### THE PROBLEM
A faithful, word-for-word copy of the data below is required, without pictures.

### EXERCISE INPUT
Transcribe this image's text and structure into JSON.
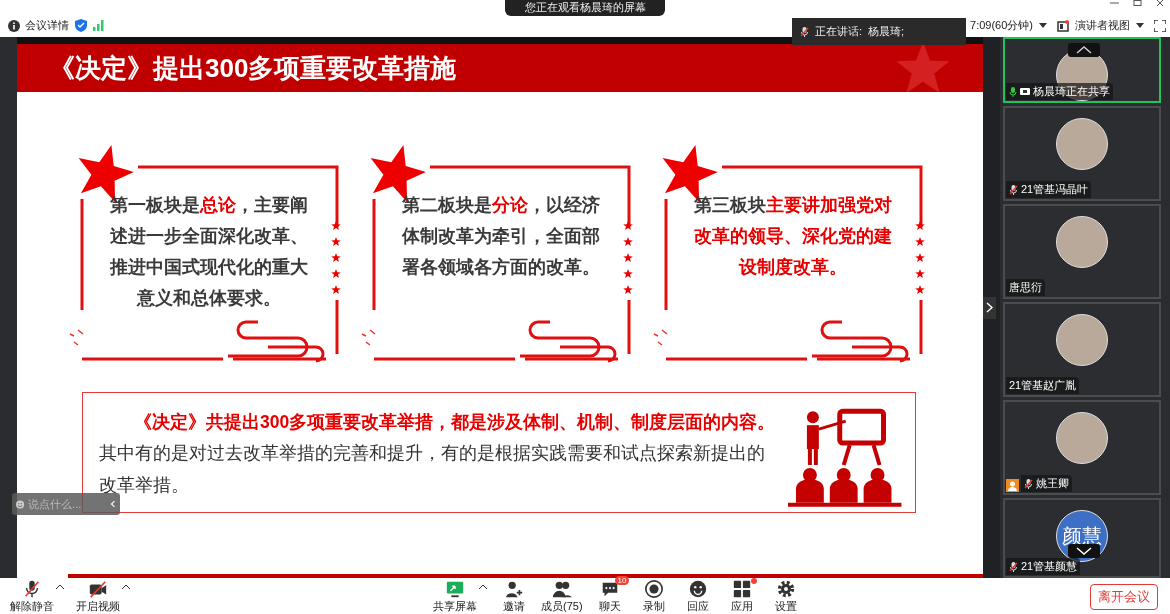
{
  "top_bar": {
    "meeting_info": "会议详情",
    "viewing_banner": "您正在观看杨晨琦的屏幕",
    "timer": "7:09(60分钟)",
    "view_mode": "演讲者视图"
  },
  "speaking": {
    "label": "正在讲话:",
    "name": "杨晨琦;"
  },
  "slide": {
    "title": "《决定》提出300多项重要改革措施",
    "cards": [
      {
        "text": "第一板块是**总论**，主要阐述进一步全面深化改革、推进中国式现代化的重大意义和总体要求。"
      },
      {
        "text": "第二板块是**分论**，以经济体制改革为牵引，全面部署各领域各方面的改革。"
      },
      {
        "text": "第三板块**主要讲加强党对改革的领导、深化党的建设制度改革。**"
      }
    ],
    "summary": {
      "highlight": "《决定》共提出300多项重要改革举措，都是涉及体制、机制、制度层面的内容。",
      "body": "其中有的是对过去改革举措的完善和提升，有的是根据实践需要和试点探索新提出的改革举措。"
    }
  },
  "chat_input": {
    "placeholder": "说点什么..."
  },
  "participants": [
    {
      "name": "杨晨琦正在共享",
      "kind": "mic-on",
      "speaking": true,
      "sharing": true,
      "host_icon": false,
      "avatar": {
        "kind": "photo"
      }
    },
    {
      "name": "21管基冯晶叶",
      "kind": "mic-muted",
      "speaking": false,
      "sharing": false,
      "host_icon": false,
      "avatar": {
        "kind": "photo"
      }
    },
    {
      "name": "唐思衍",
      "kind": "no-mic",
      "speaking": false,
      "sharing": false,
      "host_icon": false,
      "avatar": {
        "kind": "photo"
      }
    },
    {
      "name": "21管基赵广胤",
      "kind": "no-mic",
      "speaking": false,
      "sharing": false,
      "host_icon": false,
      "avatar": {
        "kind": "photo"
      }
    },
    {
      "name": "姚王卿",
      "kind": "mic-muted",
      "speaking": false,
      "sharing": false,
      "host_icon": true,
      "avatar": {
        "kind": "photo"
      }
    },
    {
      "name": "21管基颜慧",
      "kind": "mic-muted",
      "speaking": false,
      "sharing": false,
      "host_icon": false,
      "avatar": {
        "kind": "initials",
        "text": "颜慧"
      }
    }
  ],
  "toolbar": [
    {
      "label": "解除静音",
      "caret": true,
      "dot": false
    },
    {
      "label": "开启视频",
      "caret": true,
      "dot": false
    },
    {
      "label": "共享屏幕",
      "caret": true,
      "dot": false
    },
    {
      "label": "邀请",
      "caret": false,
      "dot": false
    },
    {
      "label": "成员(75)",
      "caret": false,
      "dot": false
    },
    {
      "label": "聊天",
      "caret": false,
      "dot": false,
      "badge": "10"
    },
    {
      "label": "录制",
      "caret": false,
      "dot": false
    },
    {
      "label": "回应",
      "caret": false,
      "dot": false
    },
    {
      "label": "应用",
      "caret": false,
      "dot": true
    },
    {
      "label": "设置",
      "caret": false,
      "dot": false
    }
  ],
  "leave_button": "离开会议"
}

### RESULT OF THE EXERCISE
Transcribe this image's text and structure into JSON.
{
  "top_bar": {
    "meeting_info": "会议详情",
    "viewing_banner": "您正在观看杨晨琦的屏幕",
    "timer": "7:09(60分钟)",
    "view_mode": "演讲者视图"
  },
  "speaking": {
    "label": "正在讲话:",
    "name": "杨晨琦;"
  },
  "slide": {
    "title": "《决定》提出300多项重要改革措施",
    "cards": [
      {
        "text": "第一板块是**总论**，主要阐述进一步全面深化改革、推进中国式现代化的重大意义和总体要求。"
      },
      {
        "text": "第二板块是**分论**，以经济体制改革为牵引，全面部署各领域各方面的改革。"
      },
      {
        "text": "第三板块**主要讲加强党对改革的领导、深化党的建设制度改革。**"
      }
    ],
    "summary": {
      "highlight": "《决定》共提出300多项重要改革举措，都是涉及体制、机制、制度层面的内容。",
      "body": "其中有的是对过去改革举措的完善和提升，有的是根据实践需要和试点探索新提出的改革举措。"
    }
  },
  "chat_input": {
    "placeholder": "说点什么..."
  },
  "participants": [
    {
      "name": "杨晨琦正在共享",
      "kind": "mic-on",
      "speaking": true,
      "sharing": true,
      "host_icon": false,
      "avatar": {
        "kind": "photo"
      }
    },
    {
      "name": "21管基冯晶叶",
      "kind": "mic-muted",
      "speaking": false,
      "sharing": false,
      "host_icon": false,
      "avatar": {
        "kind": "photo"
      }
    },
    {
      "name": "唐思衍",
      "kind": "no-mic",
      "speaking": false,
      "sharing": false,
      "host_icon": false,
      "avatar": {
        "kind": "photo"
      }
    },
    {
      "name": "21管基赵广胤",
      "kind": "no-mic",
      "speaking": false,
      "sharing": false,
      "host_icon": false,
      "avatar": {
        "kind": "photo"
      }
    },
    {
      "name": "姚王卿",
      "kind": "mic-muted",
      "speaking": false,
      "sharing": false,
      "host_icon": true,
      "avatar": {
        "kind": "photo"
      }
    },
    {
      "name": "21管基颜慧",
      "kind": "mic-muted",
      "speaking": false,
      "sharing": false,
      "host_icon": false,
      "avatar": {
        "kind": "initials",
        "text": "颜慧"
      }
    }
  ],
  "toolbar": [
    {
      "label": "解除静音",
      "caret": true,
      "dot": false
    },
    {
      "label": "开启视频",
      "caret": true,
      "dot": false
    },
    {
      "label": "共享屏幕",
      "caret": true,
      "dot": false
    },
    {
      "label": "邀请",
      "caret": false,
      "dot": false
    },
    {
      "label": "成员(75)",
      "caret": false,
      "dot": false
    },
    {
      "label": "聊天",
      "caret": false,
      "dot": false,
      "badge": "10"
    },
    {
      "label": "录制",
      "caret": false,
      "dot": false
    },
    {
      "label": "回应",
      "caret": false,
      "dot": false
    },
    {
      "label": "应用",
      "caret": false,
      "dot": true
    },
    {
      "label": "设置",
      "caret": false,
      "dot": false
    }
  ],
  "leave_button": "离开会议"
}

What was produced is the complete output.